▶ _Problem_:
The records below are to be returned word for word, with pictures left out.

▶ _Input_:
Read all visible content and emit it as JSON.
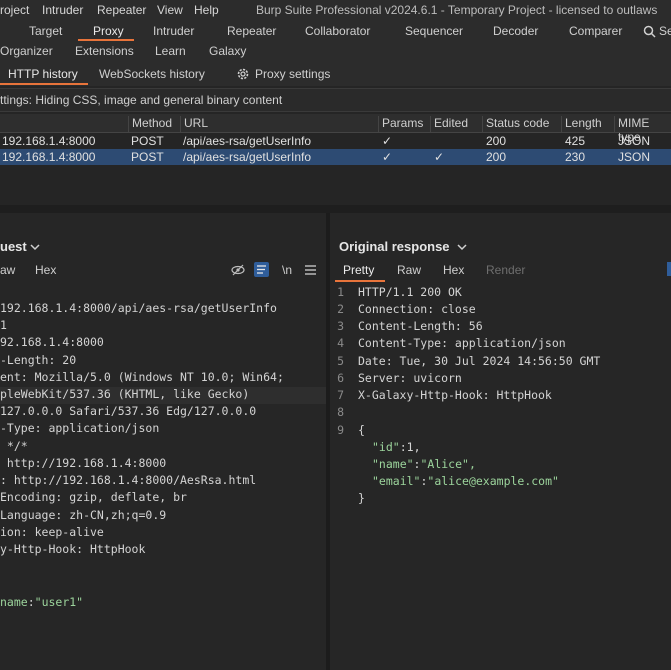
{
  "menu": {
    "items": [
      "roject",
      "Intruder",
      "Repeater",
      "View",
      "Help"
    ],
    "title": "Burp Suite Professional v2024.6.1 - Temporary Project - licensed to outlaws"
  },
  "top_tabs": {
    "items": [
      "Target",
      "Proxy",
      "Intruder",
      "Repeater",
      "Collaborator",
      "Sequencer",
      "Decoder",
      "Comparer"
    ],
    "search_text": "Se"
  },
  "sub_tabs": [
    "Organizer",
    "Extensions",
    "Learn",
    "Galaxy"
  ],
  "proxy_tabs": {
    "http_history": "HTTP history",
    "websockets": "WebSockets history",
    "settings": "Proxy settings"
  },
  "filter_text": "ttings: Hiding CSS, image and general binary content",
  "history_table": {
    "headers": [
      "Method",
      "URL",
      "Params",
      "Edited",
      "Status code",
      "Length",
      "MIME type"
    ],
    "rows": [
      {
        "host": "192.168.1.4:8000",
        "method": "POST",
        "url": "/api/aes-rsa/getUserInfo",
        "params": "✓",
        "edited": "",
        "status": "200",
        "length": "425",
        "mime": "JSON"
      },
      {
        "host": "192.168.1.4:8000",
        "method": "POST",
        "url": "/api/aes-rsa/getUserInfo",
        "params": "✓",
        "edited": "✓",
        "status": "200",
        "length": "230",
        "mime": "JSON"
      }
    ]
  },
  "request_pane": {
    "title": "uest",
    "tabs": [
      "aw",
      "Hex"
    ],
    "wrap_icon_text": "\\n",
    "lines": [
      "192.168.1.4:8000/api/aes-rsa/getUserInfo",
      "1",
      "92.168.1.4:8000",
      "-Length: 20",
      "ent: Mozilla/5.0 (Windows NT 10.0; Win64;",
      "pleWebKit/537.36 (KHTML, like Gecko)",
      "127.0.0.0 Safari/537.36 Edg/127.0.0.0",
      "-Type: application/json",
      " */*",
      " http://192.168.1.4:8000",
      ": http://192.168.1.4:8000/AesRsa.html",
      "Encoding: gzip, deflate, br",
      "Language: zh-CN,zh;q=0.9",
      "ion: keep-alive",
      "y-Http-Hook: HttpHook"
    ],
    "body_key": "name",
    "body_value": "\"user1\""
  },
  "response_pane": {
    "title": "Original response",
    "tabs": [
      "Pretty",
      "Raw",
      "Hex",
      "Render"
    ],
    "lines": [
      {
        "n": "1",
        "t": "HTTP/1.1 200 OK"
      },
      {
        "n": "2",
        "t": "Connection: close"
      },
      {
        "n": "3",
        "t": "Content-Length: 56"
      },
      {
        "n": "4",
        "t": "Content-Type: application/json"
      },
      {
        "n": "5",
        "t": "Date: Tue, 30 Jul 2024 14:56:50 GMT"
      },
      {
        "n": "6",
        "t": "Server: uvicorn"
      },
      {
        "n": "7",
        "t": "X-Galaxy-Http-Hook: HttpHook"
      },
      {
        "n": "8",
        "t": ""
      },
      {
        "n": "9",
        "t": "{"
      }
    ],
    "json_lines": [
      {
        "k": "\"id\"",
        "v": "1,"
      },
      {
        "k": "\"name\"",
        "v": "\"Alice\","
      },
      {
        "k": "\"email\"",
        "v": "\"alice@example.com\""
      }
    ],
    "close_brace": "}"
  },
  "colors": {
    "accent": "#e8743b",
    "selected_row": "#2d4b73",
    "json": "#9cd49c"
  }
}
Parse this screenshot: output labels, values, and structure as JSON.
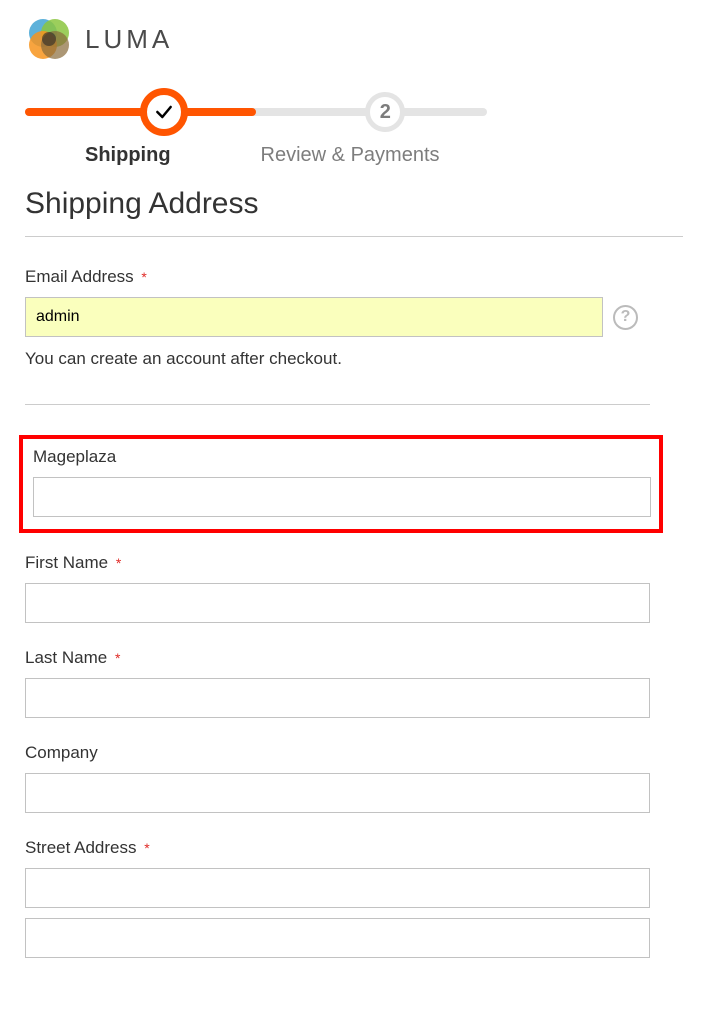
{
  "brand": {
    "name": "LUMA"
  },
  "progress": {
    "steps": [
      {
        "label": "Shipping",
        "state": "active"
      },
      {
        "label": "Review & Payments",
        "state": "upcoming",
        "number": "2"
      }
    ]
  },
  "section": {
    "title": "Shipping Address"
  },
  "fields": {
    "email": {
      "label": "Email Address",
      "value": "admin",
      "required": true,
      "hint": "You can create an account after checkout."
    },
    "custom": {
      "label": "Mageplaza",
      "value": "",
      "required": false
    },
    "first_name": {
      "label": "First Name",
      "value": "",
      "required": true
    },
    "last_name": {
      "label": "Last Name",
      "value": "",
      "required": true
    },
    "company": {
      "label": "Company",
      "value": "",
      "required": false
    },
    "street": {
      "label": "Street Address",
      "line1": "",
      "line2": "",
      "required": true
    }
  },
  "required_marker": "*"
}
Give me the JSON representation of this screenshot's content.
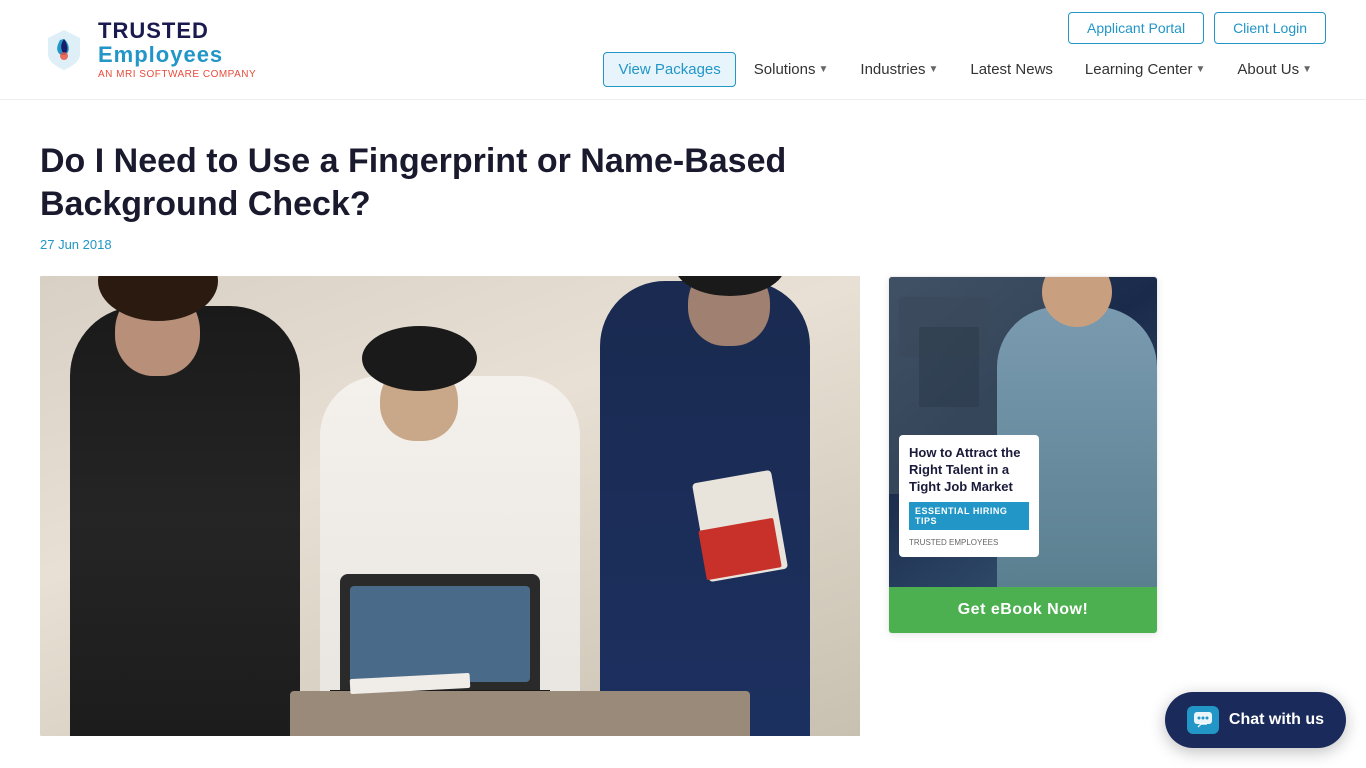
{
  "header": {
    "logo": {
      "trusted": "TRUSTED",
      "employees": "Employees",
      "mri": "AN MRI SOFTWARE COMPANY"
    },
    "buttons": {
      "applicant_portal": "Applicant Portal",
      "client_login": "Client Login"
    },
    "nav": {
      "view_packages": "View Packages",
      "solutions": "Solutions",
      "industries": "Industries",
      "latest_news": "Latest News",
      "learning_center": "Learning Center",
      "about_us": "About Us"
    }
  },
  "article": {
    "title": "Do I Need to Use a Fingerprint or Name-Based Background Check?",
    "date": "27 Jun 2018"
  },
  "sidebar": {
    "ebook": {
      "title": "How to Attract the Right Talent in a Tight Job Market",
      "subtitle": "ESSENTIAL HIRING TIPS",
      "logo": "TRUSTED EMPLOYEES",
      "cta": "Get eBook Now!"
    }
  },
  "chat": {
    "label": "Chat with us"
  }
}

▶ _Problem solution_:
Read all visible content and emit it as JSON.
{
  "menu": {
    "items": [
      "roject",
      "Intruder",
      "Repeater",
      "View",
      "Help"
    ],
    "title": "Burp Suite Professional v2024.6.1 - Temporary Project - licensed to outlaws"
  },
  "top_tabs": {
    "items": [
      "Target",
      "Proxy",
      "Intruder",
      "Repeater",
      "Collaborator",
      "Sequencer",
      "Decoder",
      "Comparer"
    ],
    "search_text": "Se"
  },
  "sub_tabs": [
    "Organizer",
    "Extensions",
    "Learn",
    "Galaxy"
  ],
  "proxy_tabs": {
    "http_history": "HTTP history",
    "websockets": "WebSockets history",
    "settings": "Proxy settings"
  },
  "filter_text": "ttings: Hiding CSS, image and general binary content",
  "history_table": {
    "headers": [
      "Method",
      "URL",
      "Params",
      "Edited",
      "Status code",
      "Length",
      "MIME type"
    ],
    "rows": [
      {
        "host": "192.168.1.4:8000",
        "method": "POST",
        "url": "/api/aes-rsa/getUserInfo",
        "params": "✓",
        "edited": "",
        "status": "200",
        "length": "425",
        "mime": "JSON"
      },
      {
        "host": "192.168.1.4:8000",
        "method": "POST",
        "url": "/api/aes-rsa/getUserInfo",
        "params": "✓",
        "edited": "✓",
        "status": "200",
        "length": "230",
        "mime": "JSON"
      }
    ]
  },
  "request_pane": {
    "title": "uest",
    "tabs": [
      "aw",
      "Hex"
    ],
    "wrap_icon_text": "\\n",
    "lines": [
      "192.168.1.4:8000/api/aes-rsa/getUserInfo",
      "1",
      "92.168.1.4:8000",
      "-Length: 20",
      "ent: Mozilla/5.0 (Windows NT 10.0; Win64;",
      "pleWebKit/537.36 (KHTML, like Gecko)",
      "127.0.0.0 Safari/537.36 Edg/127.0.0.0",
      "-Type: application/json",
      " */*",
      " http://192.168.1.4:8000",
      ": http://192.168.1.4:8000/AesRsa.html",
      "Encoding: gzip, deflate, br",
      "Language: zh-CN,zh;q=0.9",
      "ion: keep-alive",
      "y-Http-Hook: HttpHook"
    ],
    "body_key": "name",
    "body_value": "\"user1\""
  },
  "response_pane": {
    "title": "Original response",
    "tabs": [
      "Pretty",
      "Raw",
      "Hex",
      "Render"
    ],
    "lines": [
      {
        "n": "1",
        "t": "HTTP/1.1 200 OK"
      },
      {
        "n": "2",
        "t": "Connection: close"
      },
      {
        "n": "3",
        "t": "Content-Length: 56"
      },
      {
        "n": "4",
        "t": "Content-Type: application/json"
      },
      {
        "n": "5",
        "t": "Date: Tue, 30 Jul 2024 14:56:50 GMT"
      },
      {
        "n": "6",
        "t": "Server: uvicorn"
      },
      {
        "n": "7",
        "t": "X-Galaxy-Http-Hook: HttpHook"
      },
      {
        "n": "8",
        "t": ""
      },
      {
        "n": "9",
        "t": "{"
      }
    ],
    "json_lines": [
      {
        "k": "\"id\"",
        "v": "1,"
      },
      {
        "k": "\"name\"",
        "v": "\"Alice\","
      },
      {
        "k": "\"email\"",
        "v": "\"alice@example.com\""
      }
    ],
    "close_brace": "}"
  },
  "colors": {
    "accent": "#e8743b",
    "selected_row": "#2d4b73",
    "json": "#9cd49c"
  }
}
Parse this screenshot: output labels, values, and structure as JSON.
{
  "brand": {
    "name": "LUMA"
  },
  "progress": {
    "steps": [
      {
        "label": "Shipping",
        "state": "active"
      },
      {
        "label": "Review & Payments",
        "state": "upcoming",
        "number": "2"
      }
    ]
  },
  "section": {
    "title": "Shipping Address"
  },
  "fields": {
    "email": {
      "label": "Email Address",
      "value": "admin",
      "required": true,
      "hint": "You can create an account after checkout."
    },
    "custom": {
      "label": "Mageplaza",
      "value": "",
      "required": false
    },
    "first_name": {
      "label": "First Name",
      "value": "",
      "required": true
    },
    "last_name": {
      "label": "Last Name",
      "value": "",
      "required": true
    },
    "company": {
      "label": "Company",
      "value": "",
      "required": false
    },
    "street": {
      "label": "Street Address",
      "line1": "",
      "line2": "",
      "required": true
    }
  },
  "required_marker": "*"
}
Give me the JSON representation of this screenshot's content.
{
  "header": {
    "logo": {
      "trusted": "TRUSTED",
      "employees": "Employees",
      "mri": "AN MRI SOFTWARE COMPANY"
    },
    "buttons": {
      "applicant_portal": "Applicant Portal",
      "client_login": "Client Login"
    },
    "nav": {
      "view_packages": "View Packages",
      "solutions": "Solutions",
      "industries": "Industries",
      "latest_news": "Latest News",
      "learning_center": "Learning Center",
      "about_us": "About Us"
    }
  },
  "article": {
    "title": "Do I Need to Use a Fingerprint or Name-Based Background Check?",
    "date": "27 Jun 2018"
  },
  "sidebar": {
    "ebook": {
      "title": "How to Attract the Right Talent in a Tight Job Market",
      "subtitle": "ESSENTIAL HIRING TIPS",
      "logo": "TRUSTED EMPLOYEES",
      "cta": "Get eBook Now!"
    }
  },
  "chat": {
    "label": "Chat with us"
  }
}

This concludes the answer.